■ **Aim of the exercise**: Wherever a line holds the word "Notu", copy that line from the data.

*** Entries supplied Section Begins ***

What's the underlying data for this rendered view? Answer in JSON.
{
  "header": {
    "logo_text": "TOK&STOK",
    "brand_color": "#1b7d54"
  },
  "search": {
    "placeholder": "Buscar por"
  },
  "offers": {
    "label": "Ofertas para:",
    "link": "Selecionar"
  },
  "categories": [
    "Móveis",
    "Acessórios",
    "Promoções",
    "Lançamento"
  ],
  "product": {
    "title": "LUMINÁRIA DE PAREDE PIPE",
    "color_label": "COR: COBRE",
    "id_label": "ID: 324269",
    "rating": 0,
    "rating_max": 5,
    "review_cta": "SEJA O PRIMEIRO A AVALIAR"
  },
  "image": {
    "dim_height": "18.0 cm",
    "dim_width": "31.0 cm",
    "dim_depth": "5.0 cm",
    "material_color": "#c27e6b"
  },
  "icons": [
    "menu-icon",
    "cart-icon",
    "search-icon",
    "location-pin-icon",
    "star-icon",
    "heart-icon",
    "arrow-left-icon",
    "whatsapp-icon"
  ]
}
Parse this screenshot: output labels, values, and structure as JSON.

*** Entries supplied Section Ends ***
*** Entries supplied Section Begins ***

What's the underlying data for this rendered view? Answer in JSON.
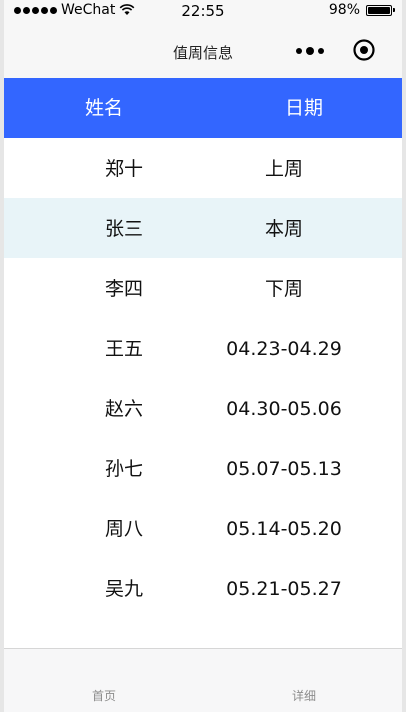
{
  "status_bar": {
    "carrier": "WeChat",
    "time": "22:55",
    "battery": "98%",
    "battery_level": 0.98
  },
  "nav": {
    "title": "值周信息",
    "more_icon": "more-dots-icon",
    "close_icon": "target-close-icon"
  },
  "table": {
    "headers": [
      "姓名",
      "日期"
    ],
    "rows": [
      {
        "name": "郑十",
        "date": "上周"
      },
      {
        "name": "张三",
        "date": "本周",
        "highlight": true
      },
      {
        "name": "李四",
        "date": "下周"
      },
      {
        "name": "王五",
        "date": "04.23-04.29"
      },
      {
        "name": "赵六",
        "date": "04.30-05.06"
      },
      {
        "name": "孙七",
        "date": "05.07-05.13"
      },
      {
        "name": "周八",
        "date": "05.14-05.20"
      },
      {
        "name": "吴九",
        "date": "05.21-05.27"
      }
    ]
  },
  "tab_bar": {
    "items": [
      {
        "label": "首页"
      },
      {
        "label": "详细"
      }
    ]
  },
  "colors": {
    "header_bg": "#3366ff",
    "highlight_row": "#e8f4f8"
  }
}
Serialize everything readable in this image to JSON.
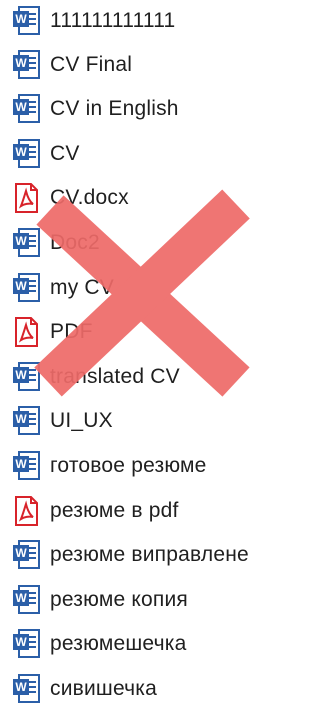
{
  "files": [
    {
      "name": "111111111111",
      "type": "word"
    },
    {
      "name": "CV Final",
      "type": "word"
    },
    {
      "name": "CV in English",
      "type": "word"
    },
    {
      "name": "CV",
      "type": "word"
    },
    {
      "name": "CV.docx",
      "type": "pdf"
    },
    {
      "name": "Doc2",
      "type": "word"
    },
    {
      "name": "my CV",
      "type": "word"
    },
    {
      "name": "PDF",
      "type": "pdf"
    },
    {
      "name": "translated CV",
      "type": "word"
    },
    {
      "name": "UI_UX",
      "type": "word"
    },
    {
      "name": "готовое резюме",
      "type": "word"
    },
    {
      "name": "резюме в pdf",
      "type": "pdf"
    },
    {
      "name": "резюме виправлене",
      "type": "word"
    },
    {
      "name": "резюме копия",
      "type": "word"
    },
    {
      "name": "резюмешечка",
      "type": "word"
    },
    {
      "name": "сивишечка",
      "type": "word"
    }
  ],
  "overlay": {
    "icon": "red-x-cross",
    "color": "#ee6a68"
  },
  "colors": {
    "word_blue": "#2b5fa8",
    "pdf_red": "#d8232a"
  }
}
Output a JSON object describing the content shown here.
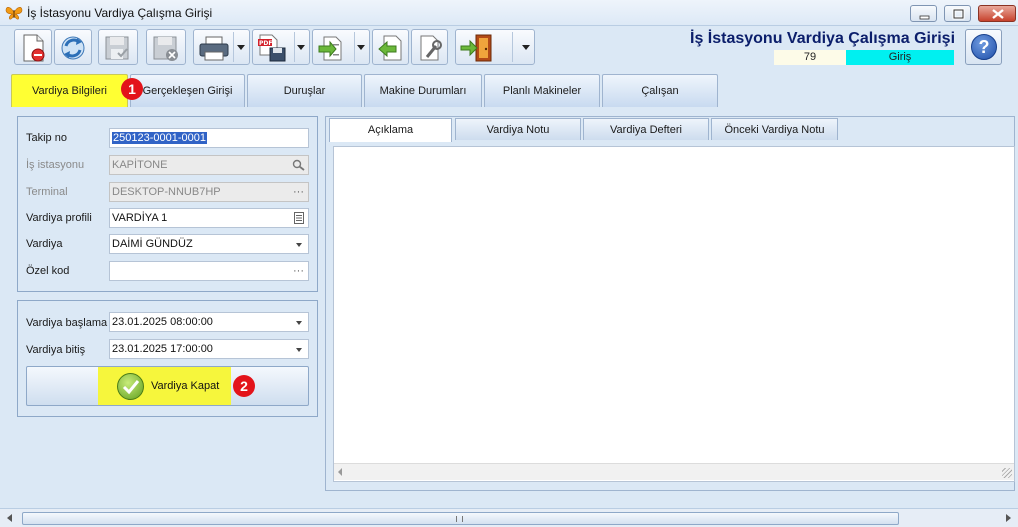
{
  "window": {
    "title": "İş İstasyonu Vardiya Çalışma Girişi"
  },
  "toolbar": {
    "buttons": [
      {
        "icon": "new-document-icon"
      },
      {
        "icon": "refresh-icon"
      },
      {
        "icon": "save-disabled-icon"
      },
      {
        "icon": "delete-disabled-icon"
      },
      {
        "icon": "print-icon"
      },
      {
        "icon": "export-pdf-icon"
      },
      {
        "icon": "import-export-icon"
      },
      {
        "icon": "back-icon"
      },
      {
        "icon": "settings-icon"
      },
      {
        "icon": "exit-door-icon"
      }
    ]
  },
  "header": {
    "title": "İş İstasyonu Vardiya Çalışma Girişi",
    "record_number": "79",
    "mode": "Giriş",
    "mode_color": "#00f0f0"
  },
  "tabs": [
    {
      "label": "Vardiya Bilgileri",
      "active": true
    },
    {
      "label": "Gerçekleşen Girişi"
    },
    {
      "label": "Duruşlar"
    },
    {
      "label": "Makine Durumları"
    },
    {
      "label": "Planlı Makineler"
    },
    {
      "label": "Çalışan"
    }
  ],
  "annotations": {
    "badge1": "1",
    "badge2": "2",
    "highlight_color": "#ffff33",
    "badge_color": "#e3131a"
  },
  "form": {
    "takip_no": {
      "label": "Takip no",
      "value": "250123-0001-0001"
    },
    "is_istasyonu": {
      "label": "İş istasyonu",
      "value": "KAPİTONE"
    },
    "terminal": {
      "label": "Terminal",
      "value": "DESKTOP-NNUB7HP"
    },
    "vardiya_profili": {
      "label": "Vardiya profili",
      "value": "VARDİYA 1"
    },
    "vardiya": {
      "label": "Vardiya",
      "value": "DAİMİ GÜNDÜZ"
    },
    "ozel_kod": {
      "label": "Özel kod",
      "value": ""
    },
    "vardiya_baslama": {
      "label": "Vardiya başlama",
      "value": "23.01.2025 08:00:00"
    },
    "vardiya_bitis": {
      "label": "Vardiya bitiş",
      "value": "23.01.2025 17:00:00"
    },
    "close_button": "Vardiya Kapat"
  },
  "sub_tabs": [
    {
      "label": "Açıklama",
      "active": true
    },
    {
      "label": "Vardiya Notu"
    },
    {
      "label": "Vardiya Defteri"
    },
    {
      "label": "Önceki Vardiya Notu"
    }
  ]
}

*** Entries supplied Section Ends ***
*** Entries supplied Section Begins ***

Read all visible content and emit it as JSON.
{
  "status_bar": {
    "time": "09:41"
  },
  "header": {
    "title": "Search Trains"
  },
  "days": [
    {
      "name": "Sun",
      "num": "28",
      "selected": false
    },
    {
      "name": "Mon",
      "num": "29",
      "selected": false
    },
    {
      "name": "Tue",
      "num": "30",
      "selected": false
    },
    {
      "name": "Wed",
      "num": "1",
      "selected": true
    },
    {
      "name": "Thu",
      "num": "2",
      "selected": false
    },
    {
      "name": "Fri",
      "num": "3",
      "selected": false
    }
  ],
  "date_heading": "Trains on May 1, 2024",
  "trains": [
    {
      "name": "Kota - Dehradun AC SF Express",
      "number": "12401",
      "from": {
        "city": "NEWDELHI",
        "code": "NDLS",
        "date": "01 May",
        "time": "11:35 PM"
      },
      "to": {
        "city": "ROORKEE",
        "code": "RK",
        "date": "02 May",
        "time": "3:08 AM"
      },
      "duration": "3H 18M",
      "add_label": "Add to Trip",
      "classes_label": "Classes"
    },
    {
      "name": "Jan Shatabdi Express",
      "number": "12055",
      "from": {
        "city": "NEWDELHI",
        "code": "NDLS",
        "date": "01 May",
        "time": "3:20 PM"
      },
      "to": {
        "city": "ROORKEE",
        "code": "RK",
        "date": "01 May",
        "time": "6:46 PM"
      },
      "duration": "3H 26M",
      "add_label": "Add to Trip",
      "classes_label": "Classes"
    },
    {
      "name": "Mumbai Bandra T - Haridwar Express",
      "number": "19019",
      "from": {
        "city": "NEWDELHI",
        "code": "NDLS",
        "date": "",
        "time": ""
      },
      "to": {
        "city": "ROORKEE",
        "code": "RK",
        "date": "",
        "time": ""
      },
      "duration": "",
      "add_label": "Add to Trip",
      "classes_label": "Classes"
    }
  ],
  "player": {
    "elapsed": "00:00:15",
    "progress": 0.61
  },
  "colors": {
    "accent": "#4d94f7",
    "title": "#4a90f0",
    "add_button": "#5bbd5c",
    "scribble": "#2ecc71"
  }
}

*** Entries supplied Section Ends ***

■ **Result for this exercise**:
      "label": "Vardiya Notu"
      "label": "Önceki Vardiya Notu"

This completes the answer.